b) “While the actual tests are ten hours (which by the way, is ridiculously too long for a third grader), the amount of preparation that goes into getting ready for the tests takes away from lessons that should focus on critical thinking.”
c) “I think it is too much money on tests that are riddled with errors. I think that writing tests with a profit motive will lead to cut corners. The profit has to come from somewhere. In New York State, tests used to be made up by groups of teachers. The only motive was writing a good test. Testing is eating up our entire educational system. The 11 hours of Pearson produced state tests my fourth grader is supposed to take in the spring (she is not because we are opting her out of them) has put complete control of the rest of her instructional time in the hands of Pearson and the State.”
d) All of the above.

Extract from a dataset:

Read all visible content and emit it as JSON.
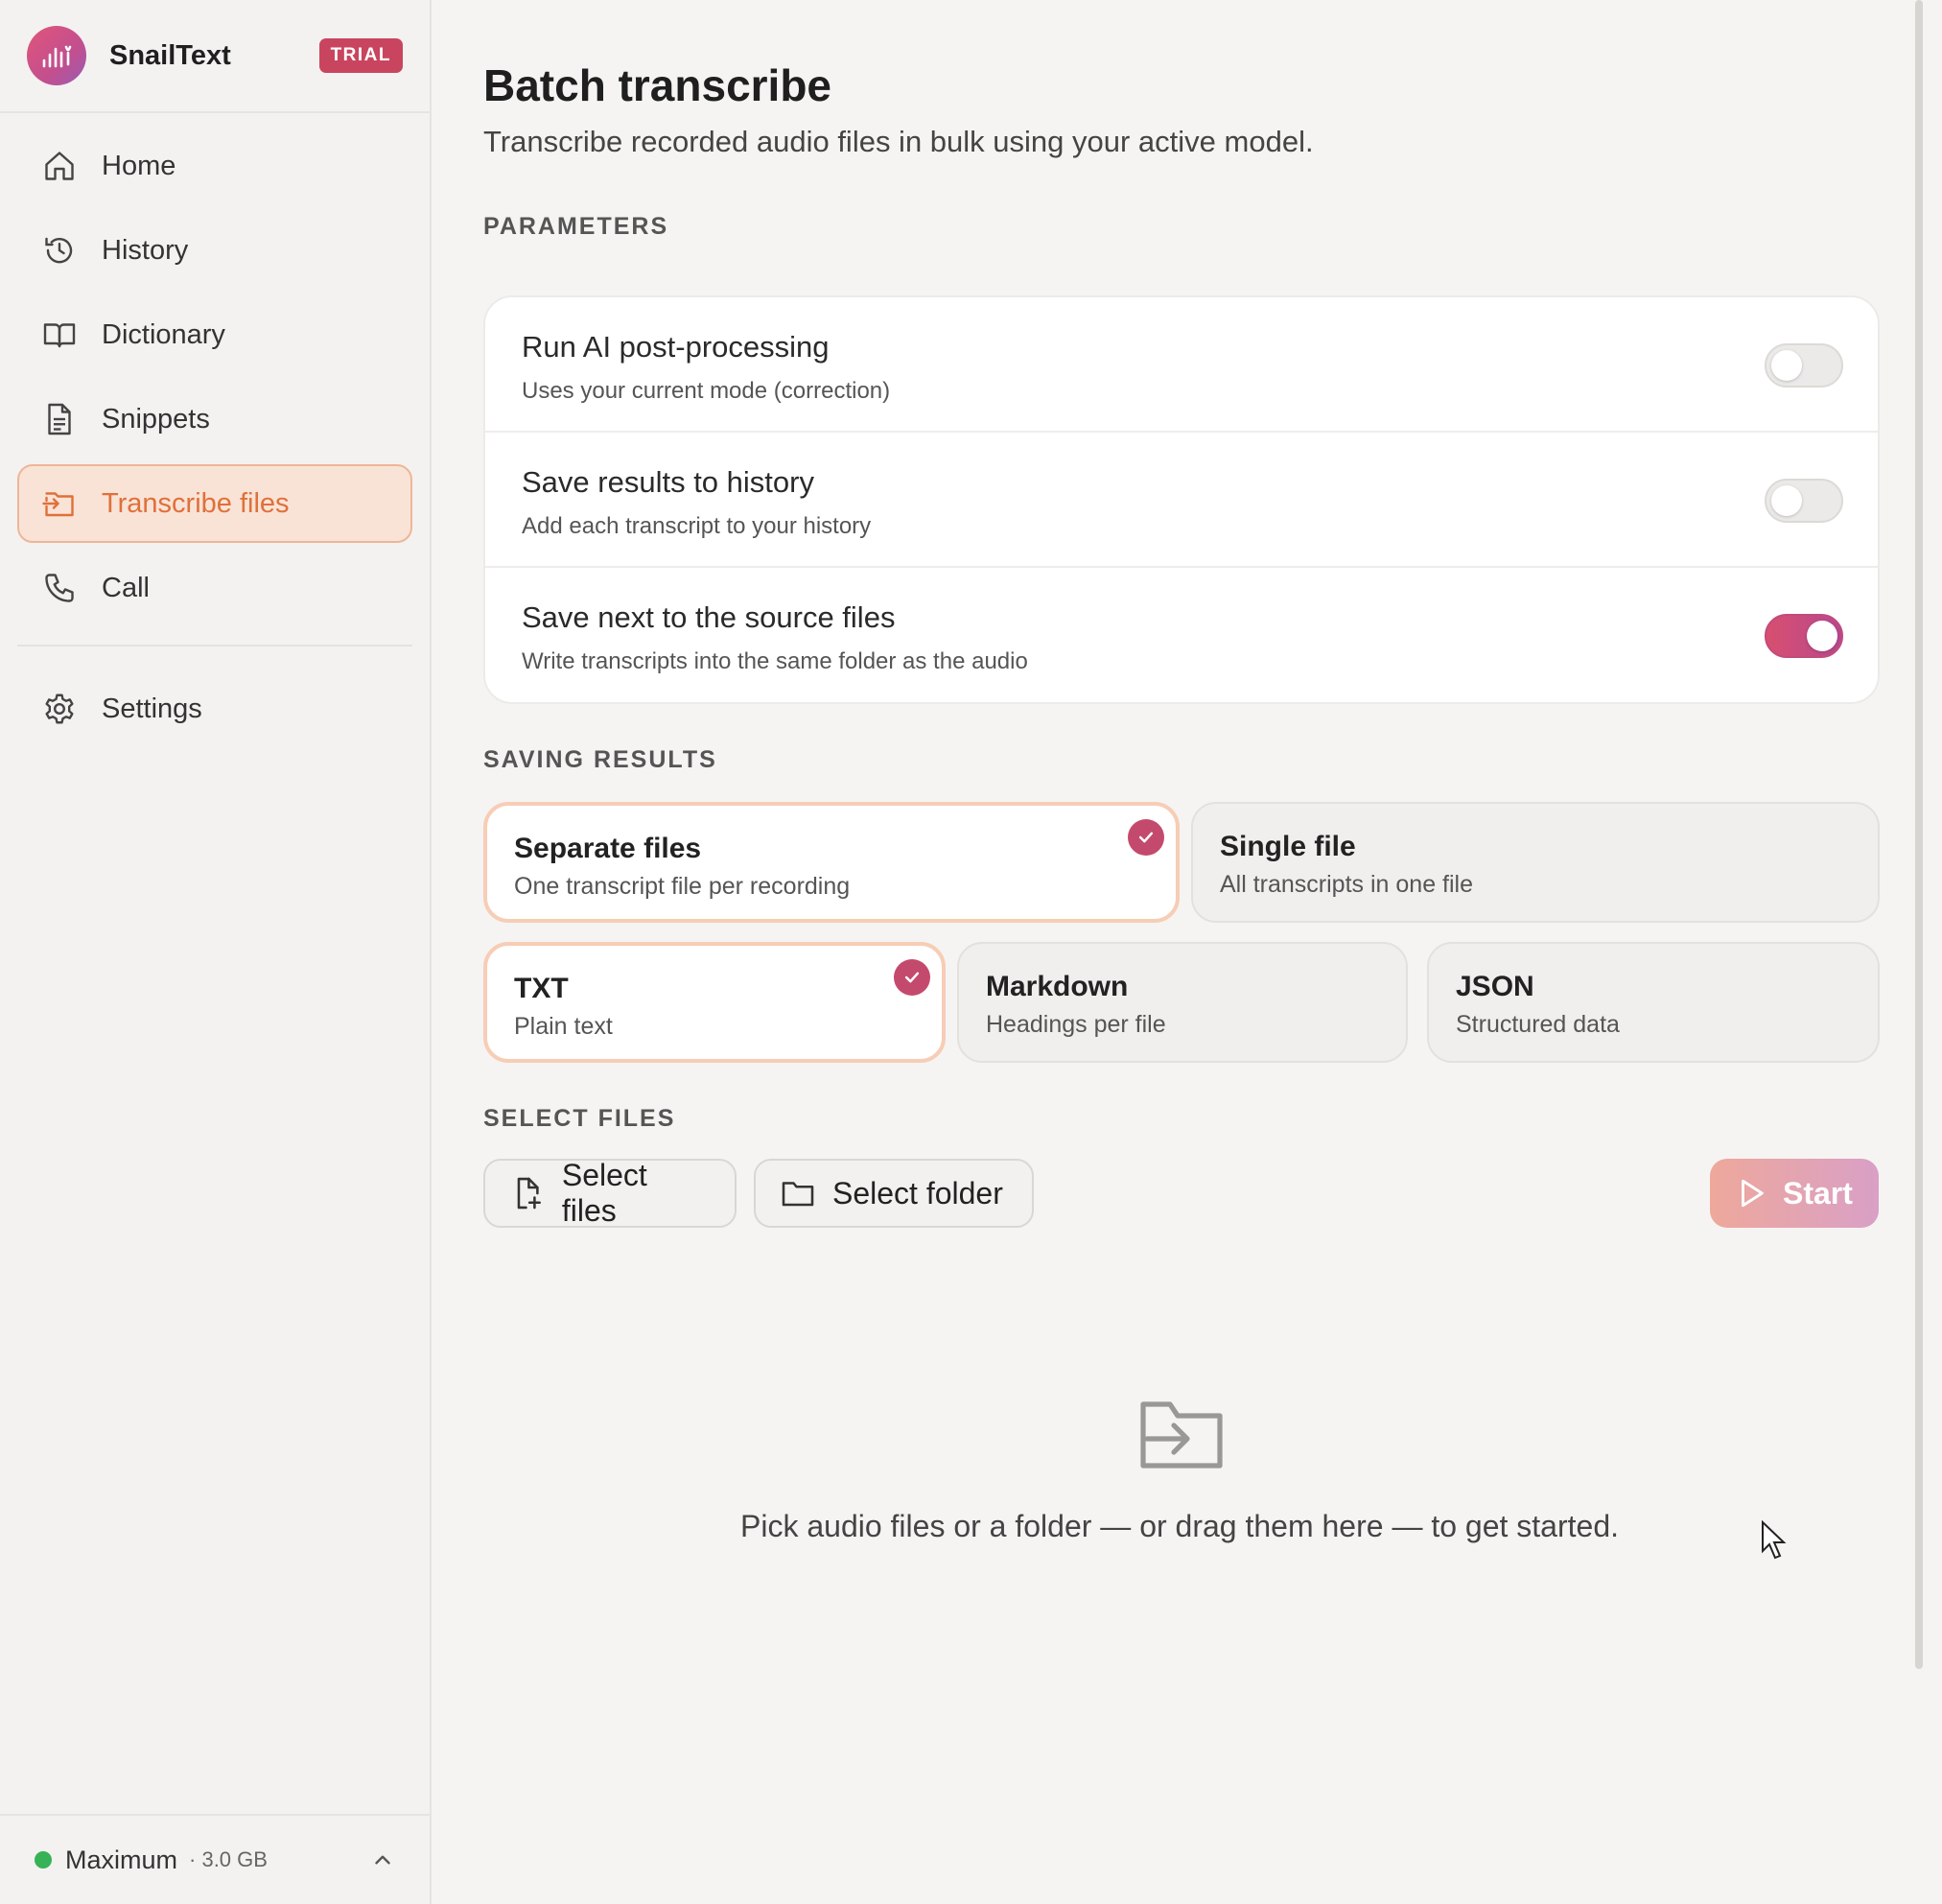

4. Which of these statements was made by a school superintendent in the last few months?
a) “I am very troubled by the amount of testing we are being asked to do. We can teach our way to the top, but we cannot test our way to the top.
b) “We’re getting ready in the state of North Carolina to put out 177 new exams.”
c) “We need a three-year moratorium on all standardized tests.”
d) All of the above.
5. In light of growing opposition by parents, students, teachers, principals, superintendents and school boards to the overuse and abuse of standardized testing (including many voters’ rejection of policies favored by the administration) what has Secretary of Education Arne Duncan said he will do?
a) “Our basic theory of action is not going to change.”
b) “Our job, in a second term, is to support the bold and transformational reforms at the state and local level that so many of you have pursued during the last four years.”
c) Continue “to provide incentives and supports” for states to implement the administration’s favored reforms.
d) All of the above.
6. What can parents, teachers, administrators, and school board members do to change the costly and destructive path we are on?
b) Get involved with your local schools to review and reconsider the amount and uses of testing.
c) Write your members of Congress or your legislature and tell them federal/state education policy needs to fundamentally change course and regain a sane and reasonable approach to assessment and accountability.